Johnson has top-six finishes at all four majors, including runner-up finishes at the U.S. Open and Open Championship. He turned 31 in June, which begs the question: Is he in his prime right now? An athlete’s prime certainly varies by sport, but what is that age for golf?

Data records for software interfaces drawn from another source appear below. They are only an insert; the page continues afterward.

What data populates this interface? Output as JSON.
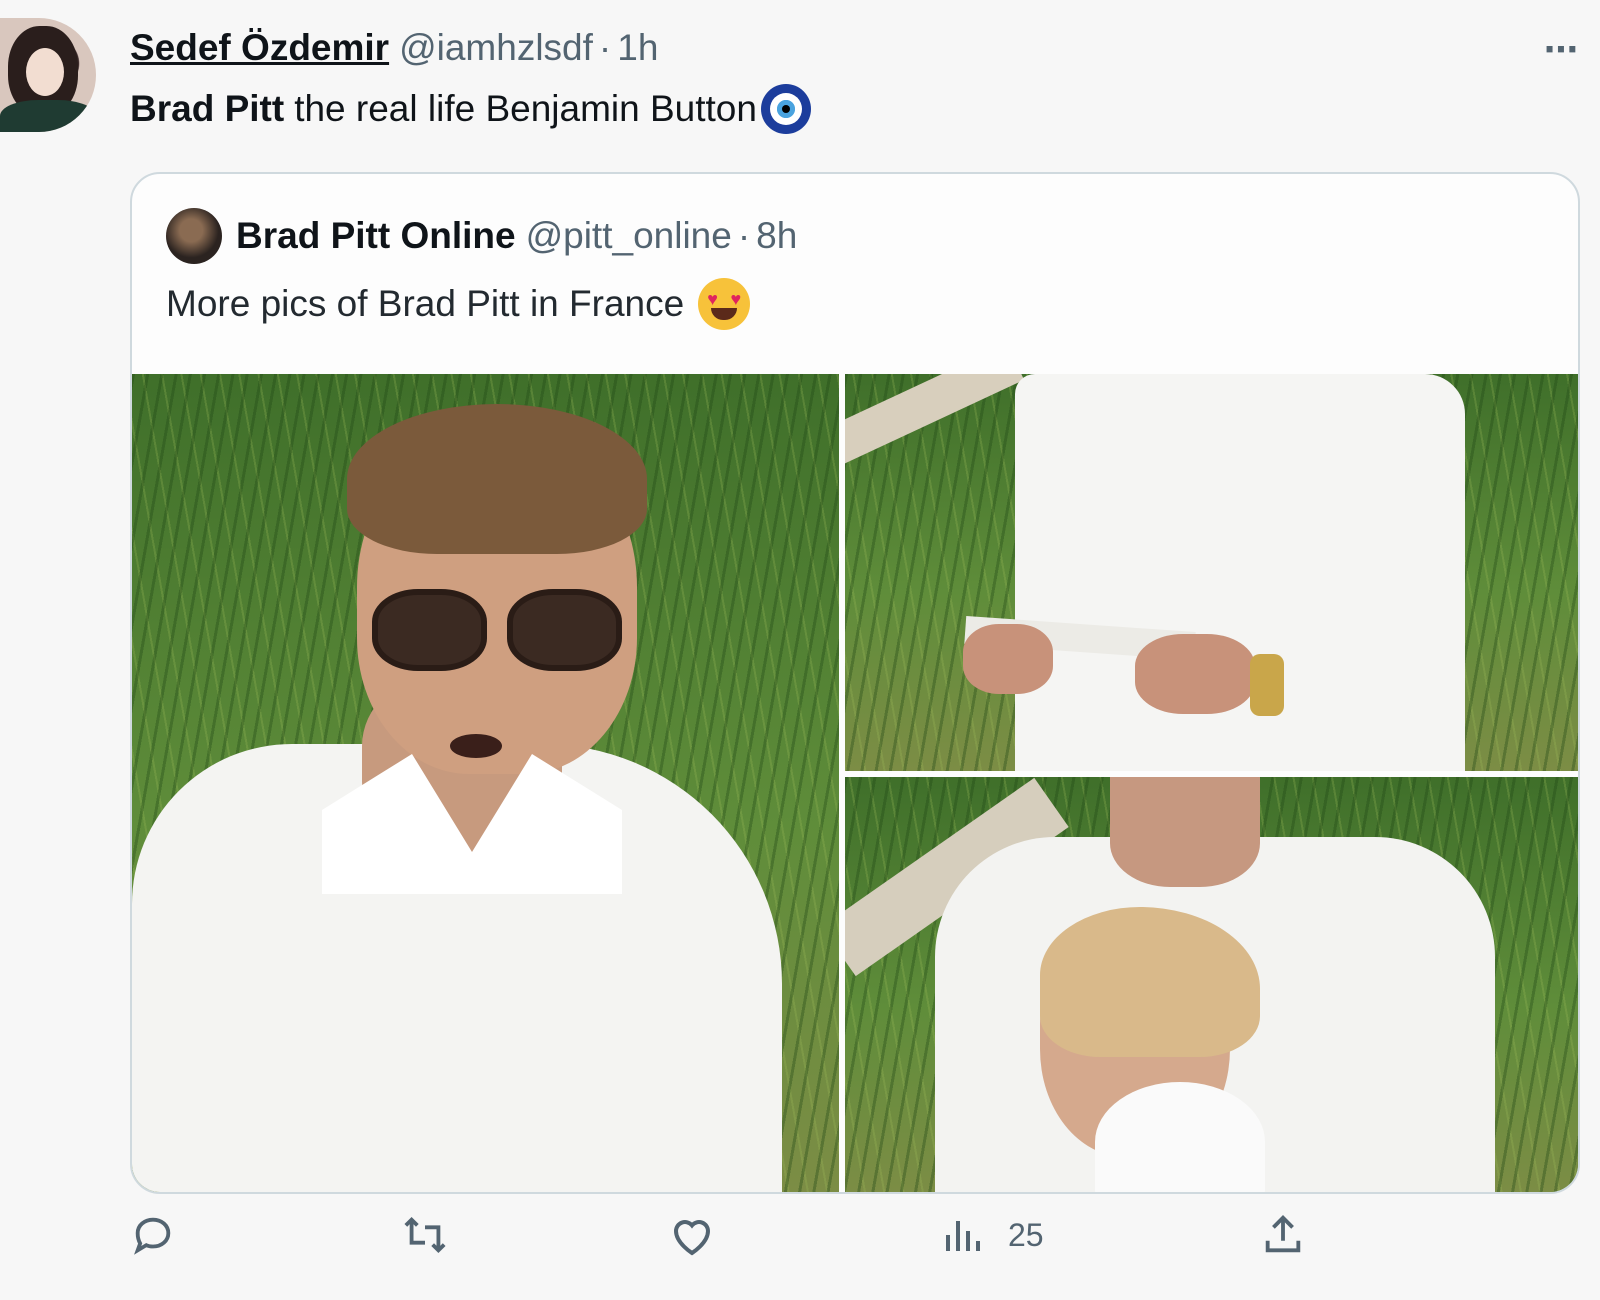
{
  "tweet": {
    "author_name": "Sedef Özdemir",
    "handle": "@iamhzlsdf",
    "separator": "·",
    "time": "1h",
    "text_bold": "Brad Pitt",
    "text_rest": "the real life Benjamin Button",
    "emoji": "nazar-amulet-icon",
    "more_icon": "⋯"
  },
  "quoted": {
    "author_name": "Brad Pitt Online",
    "handle": "@pitt_online",
    "separator": "·",
    "time": "8h",
    "text": "More pics of Brad Pitt in France",
    "emoji": "heart-eyes-icon",
    "photos": [
      "photo-portrait-sunglasses",
      "photo-reading-paper",
      "photo-with-woman"
    ]
  },
  "actions": {
    "reply_icon": "reply-icon",
    "retweet_icon": "retweet-icon",
    "like_icon": "like-icon",
    "views_icon": "views-icon",
    "views_count": "25",
    "share_icon": "share-icon"
  },
  "colors": {
    "text_primary": "#0f1419",
    "text_secondary": "#536471",
    "border": "#cfd9de",
    "background": "#f7f7f7"
  }
}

“I would say it’s mid-30s,” Baker-Finch said. “There’s a whole bunch of guys (in their) mid-30s – Adam Scott, Sergio Garcia, Justin Rose, Bubba Watson – that have won one (major) or, in Sergio’s case, looking for his first. They have to now look at all these (guys in their early 20s) coming through thinking, ‘Wow, these guys, they’re going to start sharing up the majors with me? Not many majors are won post-40 years of age. I better get stuck into this right now.’ So someone like Adam Scott at 35, he has 20 more majors before he turns 40. He better get busy – because with all these kids like Jordan Spieth coming through, it’s not easy anymore. No one won majors before they were late-20s or early 30s in past years. Tiger was exceptional, of course, but now we have Rory McIlroy already with four and Jordan Spieth already with two – and he’s just turned 22. So it’s definitely getting younger. The age now, the best time to play, is probably 25 to 35, whereas in years past, I felt it was more like 30 to 40.”